Director – Nancy Savoca, Screenplay – Nancy Savoca & Richard Guay, Based on the Novel by Francine Prose, Producers – Richard Guay & Peter Newman, Photography – Bobby Bukowski, Music – Stephen Endelman, Production Design – Kalina Ivanova. Production Company – Jones Entertainment Group/Newman-Guay Productions.
Lili Taylor (Teresa Carmela Santangelo), Vincent D’Onofrio (Joseph Santangelo), Tracey Ullman (Catherine Falconetti Santangelo), Judith Malina (Carmela Santangelo), Victor Argo (Lino Falconetti), Michael Rispoli (Nicky Falconetti), Rachael Bella (Young Teresa), Michael Imperoli (Leonard Villanova), Sebastian Roche (Jesus Christ)
During a heatwave in the summer of 1949, Lino Falconetti jokingly bets the hand of his daughter Catherine in marriage in a pinochle game and loses to butcher Joseph Santangelo. Joseph and the feisty Catherine are duly married. Catherine’s becomes pregnant but miscarries maybe, according to the superstitions of Joseph’s mother, because she walks into the butcher’s shop while he is killing a turkey. Soon after, she gives birth to a daughter Teresa. In her teens, Teresa becomes obsessed with Catholicism and the manifestation of miracles.
This likeable and appealing film is reminiscent of Queen of Hearts (1989), which likewise concerned itself with multiple generations of working class Italian immigrants and had Magical Realist elements. There is a witty earthiness to director Nancy Savoca’s hand. Her touch is surprisingly whimsical at times, such as Vincent D’Onofrio and Tracy Ullman’s first night together where the bed takes off onto a literal sea of bliss while his mother floats through snoring dead asleep.
Household Saints is a long film – some subplots such as Vincent D’Onofrio’s brother Michael Rispoli’s obsession with Madame Butterfly and eventual suicide could perhaps have been dropped. The film is actually two different plots – one Catherine’s story, the other Teresa’s. The theme that unites both and, what the film ultimately concerns itself with, is superstition and miracles. However, the two stories approach superstition very differently. Catherine’s story is about accepting superstition and eventually learning to shuck it off; on the other hand, Teresa’s story is a wholehearted comic throwing of itself into Catholic miracles and sainthood.
As to whether any of the superstition is real or not, Nancy Savoca keeps her distance and never says. At best we have some ambiguous maybe miracles – the hint at the end that maybe God tipped Joseph’s hand during the pinochle game, the possibility that Catherine’s witnessing Joseph slaughtering a turkey caused her miscarriage, flowers outside the hospital that may not have been blooming the day before. Nancy Savoca is happy to remain on the fence and has no more to say about the miracles than that they might be there, then again might not.
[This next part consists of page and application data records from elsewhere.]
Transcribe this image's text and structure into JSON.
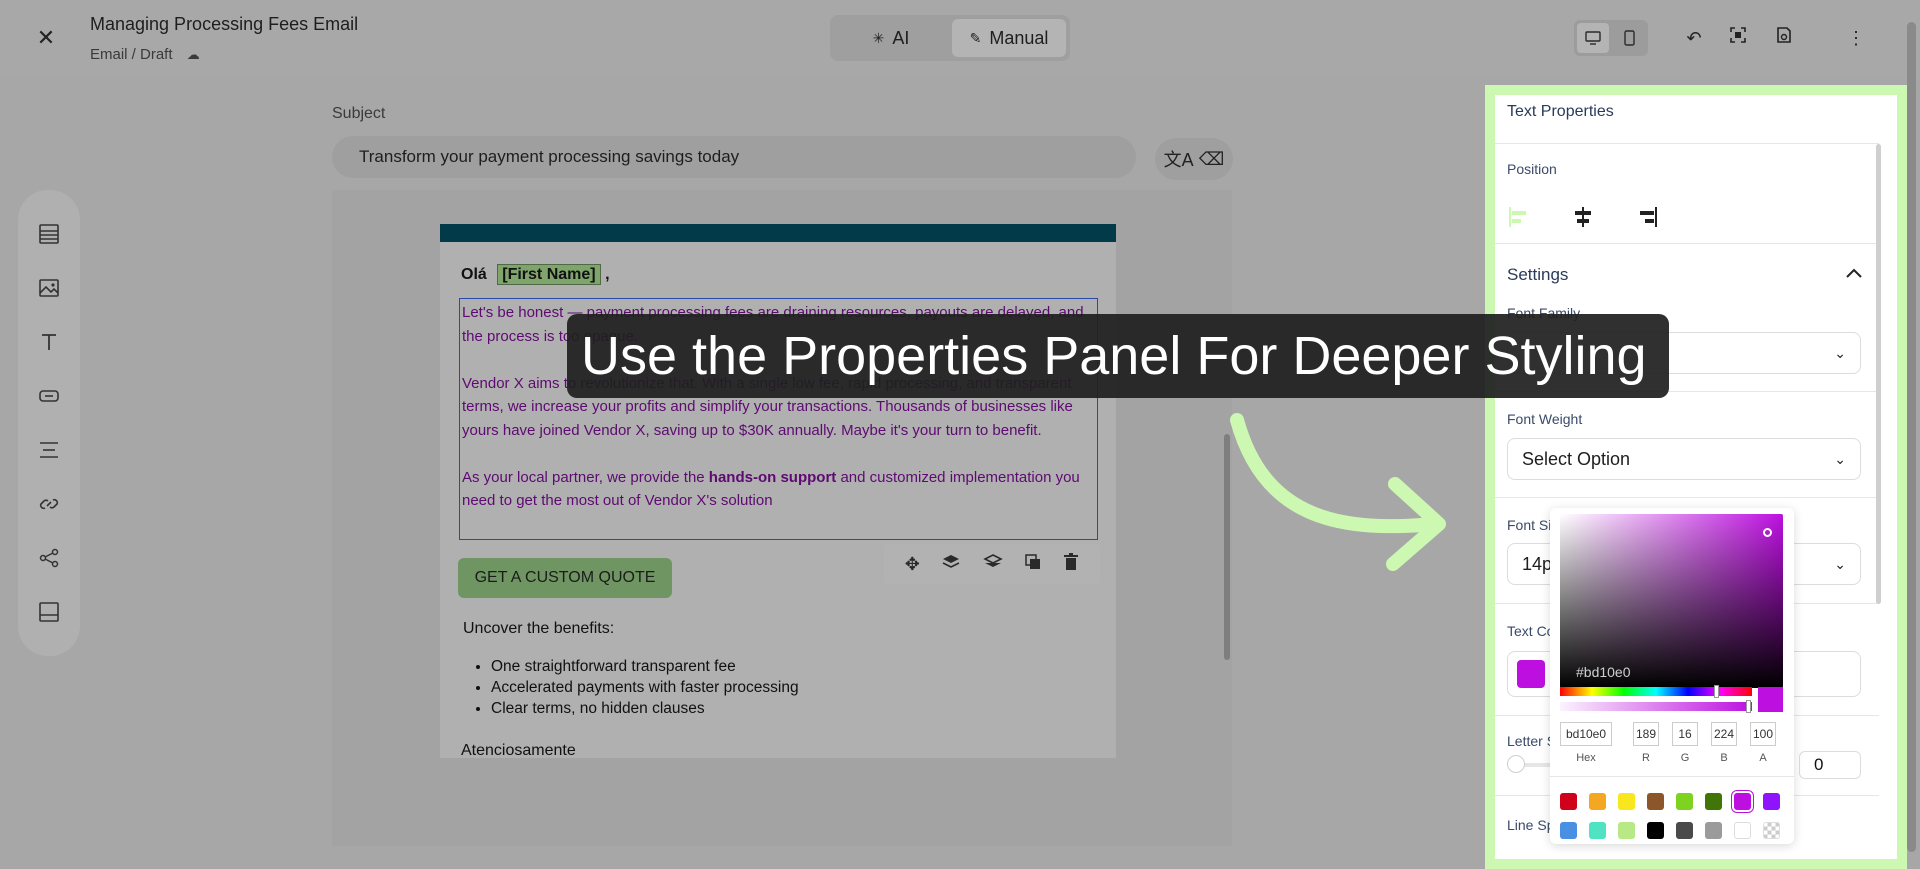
{
  "header": {
    "title": "Managing Processing Fees Email",
    "path": "Email / Draft",
    "modes": {
      "ai": "AI",
      "manual": "Manual"
    }
  },
  "subject": {
    "label": "Subject",
    "value": "Transform your payment processing savings today"
  },
  "email": {
    "greeting": "Olá",
    "merge_tag": "[First Name]",
    "greeting_suffix": ",",
    "para1": "Let's be honest — payment processing fees are draining resources, payouts are delayed, and the process is too opaque.",
    "para2": "Vendor X aims to revolutionize that. With a single low fee, rapid processing, and transparent terms, we increase your profits and simplify your transactions. Thousands of businesses like yours have joined Vendor X, saving up to $30K annually. Maybe it's your turn to benefit.",
    "para3_pre": "As your local partner, we provide the ",
    "para3_bold": "hands-on support",
    "para3_post": " and customized implementation you need to get the most out of Vendor X's solution",
    "cta": "GET A CUSTOM QUOTE",
    "benefits_title": "Uncover the benefits:",
    "benefits": [
      "One straightforward transparent fee",
      "Accelerated payments with faster processing",
      "Clear terms, no hidden clauses"
    ],
    "closing": "Atenciosamente"
  },
  "panel": {
    "title": "Text Properties",
    "position_label": "Position",
    "settings_label": "Settings",
    "font_family_label": "Font Family",
    "font_weight_label": "Font Weight",
    "font_weight_value": "Select Option",
    "font_size_label": "Font Size",
    "font_size_value": "14px",
    "text_color_label": "Text Color",
    "letter_spacing_label": "Letter Spacing",
    "letter_spacing_value": "0",
    "line_spacing_label": "Line Spacing",
    "text_color": "#bd10e0"
  },
  "picker": {
    "hex_ghost": "#bd10e0",
    "hex": "bd10e0",
    "r": "189",
    "g": "16",
    "b": "224",
    "a": "100",
    "labels": {
      "hex": "Hex",
      "r": "R",
      "g": "G",
      "b": "B",
      "a": "A"
    },
    "presets_row1": [
      "#d0021b",
      "#f5a623",
      "#f8e71c",
      "#8b572a",
      "#7ed321",
      "#417505",
      "#bd10e0",
      "#9013fe"
    ],
    "presets_row2": [
      "#4a90e2",
      "#50e3c2",
      "#b8e986",
      "#000000",
      "#4a4a4a",
      "#9b9b9b",
      "#ffffff",
      "transparent"
    ]
  },
  "callout": {
    "text": "Use the Properties Panel For Deeper Styling"
  }
}
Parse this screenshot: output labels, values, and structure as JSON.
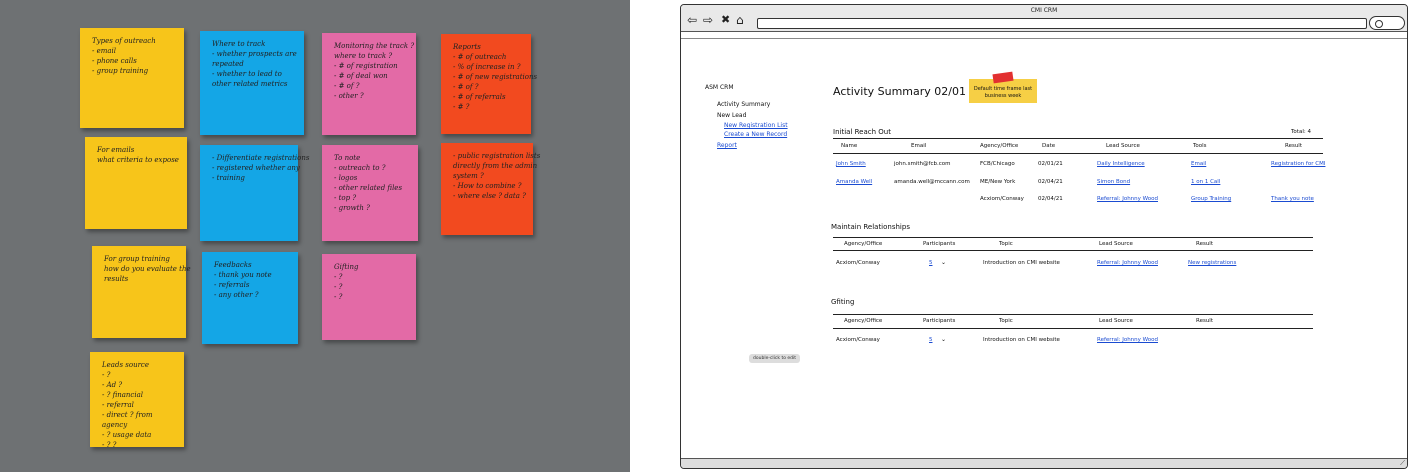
{
  "photo": {
    "notes": [
      {
        "color": "yellow",
        "lines": [
          "Types of outreach",
          "- email",
          "- phone calls",
          "- group training"
        ]
      },
      {
        "color": "blue",
        "lines": [
          "Where to track",
          "- whether prospects are",
          "  repeated",
          "- whether to lead to",
          "  other related metrics"
        ]
      },
      {
        "color": "pink",
        "lines": [
          "Monitoring the track ?",
          "where to track ?",
          "- # of registration",
          "- # of deal won",
          "- # of ?",
          "- other ?"
        ]
      },
      {
        "color": "red",
        "lines": [
          "Reports",
          "- # of outreach",
          "- % of increase in ?",
          "- # of new registrations",
          "- # of ?",
          "- # of referrals",
          "- # ?"
        ]
      },
      {
        "color": "yellow",
        "lines": [
          "For emails",
          "what criteria to expose"
        ]
      },
      {
        "color": "blue",
        "lines": [
          "- Differentiate registrations",
          "- registered whether any",
          "- training"
        ]
      },
      {
        "color": "pink",
        "lines": [
          "To note",
          "- outreach to ?",
          "- logos",
          "- other related files",
          "- top ?",
          "- growth ?"
        ]
      },
      {
        "color": "red",
        "lines": [
          "- public registration lists",
          "  directly from the admin",
          "  system ?",
          "- How to combine ?",
          "- where else ? data ?"
        ]
      },
      {
        "color": "yellow",
        "lines": [
          "For group training",
          "how do you evaluate the",
          "results"
        ]
      },
      {
        "color": "blue",
        "lines": [
          "Feedbacks",
          "- thank you note",
          "- referrals",
          "- any other ?"
        ]
      },
      {
        "color": "pink",
        "lines": [
          "Gifting",
          "- ?",
          "- ?",
          "- ?"
        ]
      },
      {
        "color": "yellow",
        "lines": [
          "Leads source",
          "- ?",
          "- Ad ?",
          "- ? financial",
          "- referral",
          "- direct ? from",
          "  agency",
          "- ? usage data",
          "- ? ?"
        ]
      }
    ]
  },
  "browser": {
    "title": "CMI CRM",
    "nav_icons": [
      "back-arrow-icon",
      "forward-arrow-icon",
      "close-x-icon",
      "home-icon"
    ],
    "url": ""
  },
  "sidebar": {
    "app_name": "ASM CRM",
    "activity_summary": "Activity Summary",
    "new_lead": "New Lead",
    "new_registration_list": "New Registration List",
    "create_new_record": "Create a New Record",
    "report": "Report"
  },
  "main": {
    "title": "Activity Summary  02/01 - 02/05",
    "sticky_note": "Default time frame last business week",
    "initial_reach_out": {
      "heading": "Initial Reach Out",
      "total": "Total: 4",
      "columns": [
        "Name",
        "Email",
        "Agency/Office",
        "Date",
        "Lead Source",
        "Tools",
        "Result"
      ],
      "rows": [
        [
          "John Smith",
          "john.smith@fcb.com",
          "FCB/Chicago",
          "02/01/21",
          "Daily Intelligence",
          "Email",
          "Registration for CMI"
        ],
        [
          "Amanda Well",
          "amanda.well@mccann.com",
          "ME/New York",
          "02/04/21",
          "Simon Bond",
          "1 on 1 Call",
          ""
        ],
        [
          "",
          "",
          "Acxiom/Conway",
          "02/04/21",
          "Referral: Johnny Wood",
          "Group Training",
          "Thank you note"
        ]
      ]
    },
    "maintain": {
      "heading": "Maintain Relationships",
      "columns": [
        "Agency/Office",
        "Participants",
        "Topic",
        "Lead Source",
        "Result"
      ],
      "rows": [
        [
          "Acxiom/Conway",
          "5",
          "Introduction on CMI website",
          "Referral: Johnny Wood",
          "New registrations"
        ]
      ]
    },
    "gifting": {
      "heading": "Gfiting",
      "columns": [
        "Agency/Office",
        "Participants",
        "Topic",
        "Lead Source",
        "Result"
      ],
      "rows": [
        [
          "Acxiom/Conway",
          "5",
          "Introduction on CMI website",
          "Referral: Johnny Wood",
          ""
        ]
      ]
    },
    "edit_hint": "double-click to edit"
  }
}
Savoca’s delight is in comic reactions of ordinary people to belief in the otherworldly – be it Tracey Ullman’s cautious praying about taking the curse away, Judith Malina’s phlegmatic certainty in the existence of miracles, and especially Lili Taylor’s steadfast desire for sainthood and the particularly witty little stories about her, God, Jesus and St Paul playing a game of pinochle or a surreal vision where Jesus appears in her living room while she is doing the ironing. Nancy Savoca’s blessing is an ability to come from an agnostic’s distance and create an everyday comic sense of wonder out of what other people believe.
The film features a particularly good cast. Top-billed Tracey Ullman is far too old to seem convincing as a teenager, nevertheless plays with a feisty fire that is appealing – one wishes that she had not given to accept Vincent D’Onofrio so easily, the sparks between her fire and his lazily assured amusement would have been great to see drawn out further. The other unfortunate thing is that when Tracy Ullman gets to play her own age during the second half, the character’s fire is completely toned down and she drops into the background.
On the other hand, Vincent D’Onofrio is completely convincing in both parts – he plays his macho role with considerable humour and his becoming a hard-headed middle-aged father with a stubbornly made-up mind is an authentic transformation. The best performances however come in the supporting cast – Victor Argo as Tracey Ullman’s gruff father and Judith Malina who is a thorough scene-stealer as Vincent D’Onofrio’s phlegmatic old bird of a mother.
Nancy Savoca has made a number of other films as director. The only other work of hers that falls within genre territory is the Virgina Andrews tv movie If There Be Thorns (2015).